▶ _Exercise goal_: Please output the entries below without altering a single character.

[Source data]
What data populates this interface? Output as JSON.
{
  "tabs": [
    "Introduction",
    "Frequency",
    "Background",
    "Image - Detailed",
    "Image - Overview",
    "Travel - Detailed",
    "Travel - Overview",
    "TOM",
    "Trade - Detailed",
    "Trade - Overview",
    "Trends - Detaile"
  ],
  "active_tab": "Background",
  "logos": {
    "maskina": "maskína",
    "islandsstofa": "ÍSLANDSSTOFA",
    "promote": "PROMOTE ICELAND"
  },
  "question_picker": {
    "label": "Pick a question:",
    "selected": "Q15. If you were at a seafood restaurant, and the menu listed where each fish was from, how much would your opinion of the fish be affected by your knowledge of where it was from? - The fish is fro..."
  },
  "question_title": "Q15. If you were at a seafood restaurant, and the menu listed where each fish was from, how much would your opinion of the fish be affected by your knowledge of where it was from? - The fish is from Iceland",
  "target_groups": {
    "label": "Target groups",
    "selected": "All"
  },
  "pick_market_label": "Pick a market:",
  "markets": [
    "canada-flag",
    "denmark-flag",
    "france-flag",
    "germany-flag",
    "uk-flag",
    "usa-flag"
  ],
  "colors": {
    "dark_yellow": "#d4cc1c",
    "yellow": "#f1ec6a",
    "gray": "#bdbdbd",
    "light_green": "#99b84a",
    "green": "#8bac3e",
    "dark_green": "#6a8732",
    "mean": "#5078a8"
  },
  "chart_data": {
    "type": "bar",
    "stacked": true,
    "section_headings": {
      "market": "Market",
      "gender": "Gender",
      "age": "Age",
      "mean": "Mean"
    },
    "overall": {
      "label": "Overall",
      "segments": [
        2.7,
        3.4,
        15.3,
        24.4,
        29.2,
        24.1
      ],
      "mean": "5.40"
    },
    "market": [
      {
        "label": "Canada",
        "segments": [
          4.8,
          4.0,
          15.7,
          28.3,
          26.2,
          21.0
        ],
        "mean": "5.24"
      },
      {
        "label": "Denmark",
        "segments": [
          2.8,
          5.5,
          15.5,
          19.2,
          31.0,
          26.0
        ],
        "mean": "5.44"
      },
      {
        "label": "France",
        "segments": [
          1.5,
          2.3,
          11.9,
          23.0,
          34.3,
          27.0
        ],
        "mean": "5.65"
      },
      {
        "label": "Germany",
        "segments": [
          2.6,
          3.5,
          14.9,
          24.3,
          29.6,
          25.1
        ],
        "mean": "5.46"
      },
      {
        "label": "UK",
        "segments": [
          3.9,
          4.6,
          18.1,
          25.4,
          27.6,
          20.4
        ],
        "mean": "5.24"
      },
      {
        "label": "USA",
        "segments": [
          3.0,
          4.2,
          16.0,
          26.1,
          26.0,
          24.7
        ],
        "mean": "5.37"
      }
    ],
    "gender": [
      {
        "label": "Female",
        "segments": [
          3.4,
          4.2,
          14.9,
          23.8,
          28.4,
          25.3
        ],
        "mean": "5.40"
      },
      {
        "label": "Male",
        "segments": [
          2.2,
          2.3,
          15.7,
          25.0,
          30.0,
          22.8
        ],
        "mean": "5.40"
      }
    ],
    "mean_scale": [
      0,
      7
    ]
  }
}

▶ _The answer_:
What data populates this interface? Output as JSON.
{
  "tabs": [
    "Introduction",
    "Frequency",
    "Background",
    "Image - Detailed",
    "Image - Overview",
    "Travel - Detailed",
    "Travel - Overview",
    "TOM",
    "Trade - Detailed",
    "Trade - Overview",
    "Trends - Detaile"
  ],
  "active_tab": "Background",
  "logos": {
    "maskina": "maskína",
    "islandsstofa": "ÍSLANDSSTOFA",
    "promote": "PROMOTE ICELAND"
  },
  "question_picker": {
    "label": "Pick a question:",
    "selected": "Q15. If you were at a seafood restaurant, and the menu listed where each fish was from, how much would your opinion of the fish be affected by your knowledge of where it was from? - The fish is fro..."
  },
  "question_title": "Q15. If you were at a seafood restaurant, and the menu listed where each fish was from, how much would your opinion of the fish be affected by your knowledge of where it was from? - The fish is from Iceland",
  "target_groups": {
    "label": "Target groups",
    "selected": "All"
  },
  "pick_market_label": "Pick a market:",
  "markets": [
    "canada-flag",
    "denmark-flag",
    "france-flag",
    "germany-flag",
    "uk-flag",
    "usa-flag"
  ],
  "colors": {
    "dark_yellow": "#d4cc1c",
    "yellow": "#f1ec6a",
    "gray": "#bdbdbd",
    "light_green": "#99b84a",
    "green": "#8bac3e",
    "dark_green": "#6a8732",
    "mean": "#5078a8"
  },
  "chart_data": {
    "type": "bar",
    "stacked": true,
    "section_headings": {
      "market": "Market",
      "gender": "Gender",
      "age": "Age",
      "mean": "Mean"
    },
    "overall": {
      "label": "Overall",
      "segments": [
        2.7,
        3.4,
        15.3,
        24.4,
        29.2,
        24.1
      ],
      "mean": "5.40"
    },
    "market": [
      {
        "label": "Canada",
        "segments": [
          4.8,
          4.0,
          15.7,
          28.3,
          26.2,
          21.0
        ],
        "mean": "5.24"
      },
      {
        "label": "Denmark",
        "segments": [
          2.8,
          5.5,
          15.5,
          19.2,
          31.0,
          26.0
        ],
        "mean": "5.44"
      },
      {
        "label": "France",
        "segments": [
          1.5,
          2.3,
          11.9,
          23.0,
          34.3,
          27.0
        ],
        "mean": "5.65"
      },
      {
        "label": "Germany",
        "segments": [
          2.6,
          3.5,
          14.9,
          24.3,
          29.6,
          25.1
        ],
        "mean": "5.46"
      },
      {
        "label": "UK",
        "segments": [
          3.9,
          4.6,
          18.1,
          25.4,
          27.6,
          20.4
        ],
        "mean": "5.24"
      },
      {
        "label": "USA",
        "segments": [
          3.0,
          4.2,
          16.0,
          26.1,
          26.0,
          24.7
        ],
        "mean": "5.37"
      }
    ],
    "gender": [
      {
        "label": "Female",
        "segments": [
          3.4,
          4.2,
          14.9,
          23.8,
          28.4,
          25.3
        ],
        "mean": "5.40"
      },
      {
        "label": "Male",
        "segments": [
          2.2,
          2.3,
          15.7,
          25.0,
          30.0,
          22.8
        ],
        "mean": "5.40"
      }
    ],
    "mean_scale": [
      0,
      7
    ]
  }
}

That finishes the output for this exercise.